§ Task statement
Every record must be output verbatim in the reply.

§ Extracted records
· · · ·
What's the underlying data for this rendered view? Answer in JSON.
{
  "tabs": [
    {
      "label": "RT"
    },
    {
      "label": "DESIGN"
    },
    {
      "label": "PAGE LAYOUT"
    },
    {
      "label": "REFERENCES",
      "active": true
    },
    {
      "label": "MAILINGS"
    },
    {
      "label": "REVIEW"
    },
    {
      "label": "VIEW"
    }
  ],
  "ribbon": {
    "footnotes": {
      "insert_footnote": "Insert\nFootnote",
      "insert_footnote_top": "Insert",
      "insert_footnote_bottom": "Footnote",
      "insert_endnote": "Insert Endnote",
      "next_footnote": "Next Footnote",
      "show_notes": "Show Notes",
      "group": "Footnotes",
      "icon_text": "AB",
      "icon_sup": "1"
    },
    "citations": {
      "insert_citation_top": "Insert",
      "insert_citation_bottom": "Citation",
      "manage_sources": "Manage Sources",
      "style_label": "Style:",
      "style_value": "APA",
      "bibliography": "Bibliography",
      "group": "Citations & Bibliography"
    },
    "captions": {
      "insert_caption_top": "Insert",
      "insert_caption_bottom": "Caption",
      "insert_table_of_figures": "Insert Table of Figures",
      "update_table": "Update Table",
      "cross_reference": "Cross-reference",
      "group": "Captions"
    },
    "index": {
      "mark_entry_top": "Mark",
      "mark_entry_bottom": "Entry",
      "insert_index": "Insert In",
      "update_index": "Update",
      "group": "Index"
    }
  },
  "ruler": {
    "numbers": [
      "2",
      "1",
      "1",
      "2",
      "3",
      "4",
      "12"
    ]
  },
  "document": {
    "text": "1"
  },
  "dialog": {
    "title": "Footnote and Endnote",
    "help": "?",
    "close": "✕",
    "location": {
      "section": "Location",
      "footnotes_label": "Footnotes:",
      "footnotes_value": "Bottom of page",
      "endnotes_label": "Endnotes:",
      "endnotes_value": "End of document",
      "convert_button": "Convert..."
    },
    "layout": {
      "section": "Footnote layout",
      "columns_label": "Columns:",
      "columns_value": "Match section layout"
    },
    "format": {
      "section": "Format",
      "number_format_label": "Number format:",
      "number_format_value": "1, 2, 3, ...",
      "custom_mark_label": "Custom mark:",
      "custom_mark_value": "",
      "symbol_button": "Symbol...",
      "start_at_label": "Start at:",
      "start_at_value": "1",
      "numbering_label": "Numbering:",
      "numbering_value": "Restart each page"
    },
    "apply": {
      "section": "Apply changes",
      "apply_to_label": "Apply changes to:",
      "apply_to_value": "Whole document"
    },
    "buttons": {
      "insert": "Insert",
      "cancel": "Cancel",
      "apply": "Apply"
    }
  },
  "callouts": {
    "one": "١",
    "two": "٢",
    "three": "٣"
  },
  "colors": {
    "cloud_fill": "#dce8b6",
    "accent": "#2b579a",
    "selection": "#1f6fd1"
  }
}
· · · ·
§ Solution below
What's the underlying data for this rendered view? Answer in JSON.
{
  "tabs": [
    {
      "label": "RT"
    },
    {
      "label": "DESIGN"
    },
    {
      "label": "PAGE LAYOUT"
    },
    {
      "label": "REFERENCES",
      "active": true
    },
    {
      "label": "MAILINGS"
    },
    {
      "label": "REVIEW"
    },
    {
      "label": "VIEW"
    }
  ],
  "ribbon": {
    "footnotes": {
      "insert_footnote": "Insert\nFootnote",
      "insert_footnote_top": "Insert",
      "insert_footnote_bottom": "Footnote",
      "insert_endnote": "Insert Endnote",
      "next_footnote": "Next Footnote",
      "show_notes": "Show Notes",
      "group": "Footnotes",
      "icon_text": "AB",
      "icon_sup": "1"
    },
    "citations": {
      "insert_citation_top": "Insert",
      "insert_citation_bottom": "Citation",
      "manage_sources": "Manage Sources",
      "style_label": "Style:",
      "style_value": "APA",
      "bibliography": "Bibliography",
      "group": "Citations & Bibliography"
    },
    "captions": {
      "insert_caption_top": "Insert",
      "insert_caption_bottom": "Caption",
      "insert_table_of_figures": "Insert Table of Figures",
      "update_table": "Update Table",
      "cross_reference": "Cross-reference",
      "group": "Captions"
    },
    "index": {
      "mark_entry_top": "Mark",
      "mark_entry_bottom": "Entry",
      "insert_index": "Insert In",
      "update_index": "Update",
      "group": "Index"
    }
  },
  "ruler": {
    "numbers": [
      "2",
      "1",
      "1",
      "2",
      "3",
      "4",
      "12"
    ]
  },
  "document": {
    "text": "1"
  },
  "dialog": {
    "title": "Footnote and Endnote",
    "help": "?",
    "close": "✕",
    "location": {
      "section": "Location",
      "footnotes_label": "Footnotes:",
      "footnotes_value": "Bottom of page",
      "endnotes_label": "Endnotes:",
      "endnotes_value": "End of document",
      "convert_button": "Convert..."
    },
    "layout": {
      "section": "Footnote layout",
      "columns_label": "Columns:",
      "columns_value": "Match section layout"
    },
    "format": {
      "section": "Format",
      "number_format_label": "Number format:",
      "number_format_value": "1, 2, 3, ...",
      "custom_mark_label": "Custom mark:",
      "custom_mark_value": "",
      "symbol_button": "Symbol...",
      "start_at_label": "Start at:",
      "start_at_value": "1",
      "numbering_label": "Numbering:",
      "numbering_value": "Restart each page"
    },
    "apply": {
      "section": "Apply changes",
      "apply_to_label": "Apply changes to:",
      "apply_to_value": "Whole document"
    },
    "buttons": {
      "insert": "Insert",
      "cancel": "Cancel",
      "apply": "Apply"
    }
  },
  "callouts": {
    "one": "١",
    "two": "٢",
    "three": "٣"
  },
  "colors": {
    "cloud_fill": "#dce8b6",
    "accent": "#2b579a",
    "selection": "#1f6fd1"
  }
}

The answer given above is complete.